Wednesday, May 27, 2015

The Outer Banks: February Pelagic Tour

I've been pretty absent from my blog for the last several months, but I have been working on images and am just now getting around to sharing some of them. I'm delving into more alternative processes, but I am working on scanning my favorite prints to share with the world. For now, I'll leave you with some images from February, Valentine's Day Weekend.

I became obsessed with finding razorbills. They are a strange little black and white bird related to puffins. They sort of look like flying penguins. Anyway, the migration of these guys is usually at its peak on the Outer Banks around Valentine's Day, so I booked a pelagic tour that took off from Hatteras Village.

The boat ended up going about 15 miles offshore. It was bitterly cold, but I was able to take pictures of Brown Pelicans and Northern Gannets almost immediately. The gannets along with a myriad of gulls followed the boat for the entire trip.

About two hours in, I spotted my first razorbill.  The first picture I took was awful; they beat the air very frantically in an attempt to take off and my first attempted image was very blurry. Thankfully, we saw over a hundred of them, so I got plenty of practice in photographing them.

Along with razorbills, we spotted dovekies, another alcid related to puffins. They look pretty much the same as razorbills but they are TINY. They are usually roughly half the size of puffins, with their wingspans generally not reaching larger than 15 inches. They are difficult to photograph because of the size, but also because they startle incredibly easy.

A first for the boat I was on was a Harlequin Duck and a Great Skua, which is apparently a very rare bird.
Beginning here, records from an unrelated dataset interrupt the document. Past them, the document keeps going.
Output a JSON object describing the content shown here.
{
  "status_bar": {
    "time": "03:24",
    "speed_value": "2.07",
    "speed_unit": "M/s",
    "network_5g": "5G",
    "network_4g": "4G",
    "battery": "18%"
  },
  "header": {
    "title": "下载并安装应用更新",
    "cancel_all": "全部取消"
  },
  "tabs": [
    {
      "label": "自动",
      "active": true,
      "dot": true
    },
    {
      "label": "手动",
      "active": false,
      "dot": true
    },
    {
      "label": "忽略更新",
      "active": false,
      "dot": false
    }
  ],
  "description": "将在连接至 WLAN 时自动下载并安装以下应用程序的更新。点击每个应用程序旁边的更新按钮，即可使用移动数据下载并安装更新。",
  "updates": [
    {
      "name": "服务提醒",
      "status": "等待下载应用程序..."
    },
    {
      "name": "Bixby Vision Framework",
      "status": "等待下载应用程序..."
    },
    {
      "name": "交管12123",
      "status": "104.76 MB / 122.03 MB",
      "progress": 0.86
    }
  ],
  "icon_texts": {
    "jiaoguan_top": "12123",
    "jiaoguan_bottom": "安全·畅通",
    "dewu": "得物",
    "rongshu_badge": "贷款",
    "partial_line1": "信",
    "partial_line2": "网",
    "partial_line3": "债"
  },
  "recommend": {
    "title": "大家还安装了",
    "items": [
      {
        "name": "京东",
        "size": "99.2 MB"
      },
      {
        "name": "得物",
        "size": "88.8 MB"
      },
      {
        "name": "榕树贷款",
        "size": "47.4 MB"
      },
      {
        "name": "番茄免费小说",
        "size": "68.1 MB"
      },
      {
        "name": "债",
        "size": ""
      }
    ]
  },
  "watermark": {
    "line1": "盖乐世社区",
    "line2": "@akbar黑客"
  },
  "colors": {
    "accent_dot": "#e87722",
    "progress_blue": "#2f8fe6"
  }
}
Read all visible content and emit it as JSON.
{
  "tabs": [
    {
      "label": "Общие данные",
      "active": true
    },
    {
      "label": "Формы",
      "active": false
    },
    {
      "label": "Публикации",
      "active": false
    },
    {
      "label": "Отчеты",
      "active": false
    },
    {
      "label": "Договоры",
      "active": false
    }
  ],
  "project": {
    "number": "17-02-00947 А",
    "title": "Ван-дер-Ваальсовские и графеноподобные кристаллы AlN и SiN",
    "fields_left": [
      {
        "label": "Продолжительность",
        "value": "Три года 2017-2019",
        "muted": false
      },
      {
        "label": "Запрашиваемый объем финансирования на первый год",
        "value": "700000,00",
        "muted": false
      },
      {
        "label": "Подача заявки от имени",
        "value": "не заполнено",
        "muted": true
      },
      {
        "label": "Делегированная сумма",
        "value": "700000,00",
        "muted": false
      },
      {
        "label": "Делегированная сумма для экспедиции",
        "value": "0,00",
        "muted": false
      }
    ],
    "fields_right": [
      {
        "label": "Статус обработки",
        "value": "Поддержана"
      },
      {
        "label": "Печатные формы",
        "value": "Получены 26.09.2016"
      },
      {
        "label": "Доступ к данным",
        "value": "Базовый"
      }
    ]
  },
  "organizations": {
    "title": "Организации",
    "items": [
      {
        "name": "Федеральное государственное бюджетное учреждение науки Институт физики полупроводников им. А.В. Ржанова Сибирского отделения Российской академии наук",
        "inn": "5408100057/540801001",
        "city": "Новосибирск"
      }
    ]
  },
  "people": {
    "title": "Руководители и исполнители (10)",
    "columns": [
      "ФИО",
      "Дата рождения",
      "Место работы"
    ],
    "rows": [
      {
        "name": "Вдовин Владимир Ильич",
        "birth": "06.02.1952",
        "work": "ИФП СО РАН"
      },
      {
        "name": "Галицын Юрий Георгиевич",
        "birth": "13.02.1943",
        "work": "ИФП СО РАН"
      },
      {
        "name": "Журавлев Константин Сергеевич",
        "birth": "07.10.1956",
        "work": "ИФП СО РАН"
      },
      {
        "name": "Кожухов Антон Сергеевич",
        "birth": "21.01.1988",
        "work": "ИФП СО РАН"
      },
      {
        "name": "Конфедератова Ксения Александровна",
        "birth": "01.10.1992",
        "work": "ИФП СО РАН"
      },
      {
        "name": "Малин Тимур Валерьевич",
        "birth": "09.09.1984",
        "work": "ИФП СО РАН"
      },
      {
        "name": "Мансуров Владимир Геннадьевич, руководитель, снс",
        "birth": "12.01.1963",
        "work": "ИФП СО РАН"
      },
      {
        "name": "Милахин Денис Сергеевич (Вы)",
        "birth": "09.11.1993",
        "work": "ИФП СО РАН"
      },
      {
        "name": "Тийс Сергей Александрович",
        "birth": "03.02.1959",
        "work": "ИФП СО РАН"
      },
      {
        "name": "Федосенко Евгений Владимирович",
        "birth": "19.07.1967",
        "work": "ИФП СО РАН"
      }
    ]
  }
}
I didn't get great pictures of either, but the experience was pretty neat. The crowning moment of the trip however, was in the late afternoon as we were preparing to head back inland. We came across quite a large group of Northern Gannets, probably more than 200.  And they all started to dive. It was spectacular. Gannets climb in the air 50-100 feet looking for fish.  When they find the fish, they dive down and nab them in their beaks. Their faces are specially designed to withstand hitting the water at such high speeds, and their wings when diving are reminiscent of a bird of prey diving. It was amazing to watch these birds hit the water in droves with sea smoke coming off the water.

I was also able to venture around Cape Hatteras a bit and scope out the other birds that winter in the area. There were so many egrets and snow geese! I followed a flock of Redhead Ducks around for a few hours and was lucky enough to spot a Ringneck Duck and a Hooded Merganser in the area as well.  The terns were out in full force and I was treated to a show at a secluded pond where they were diving to catch small fish less than 10 feet from where I was standing. It was a pretty spectacular weekend in the bird watching department, and I had a great time regardless of the humid cold.



Hooded Merganser


In case you may have noticed from this blog post, I have gone a bit bird centric over the last few months. I'm very excited to show work from my latest gum bichromate project which I will probably be posting at the end of this week or beginning of next. I have been working very hard on this series and I'm finally ready to share the beginning of it with the internet world.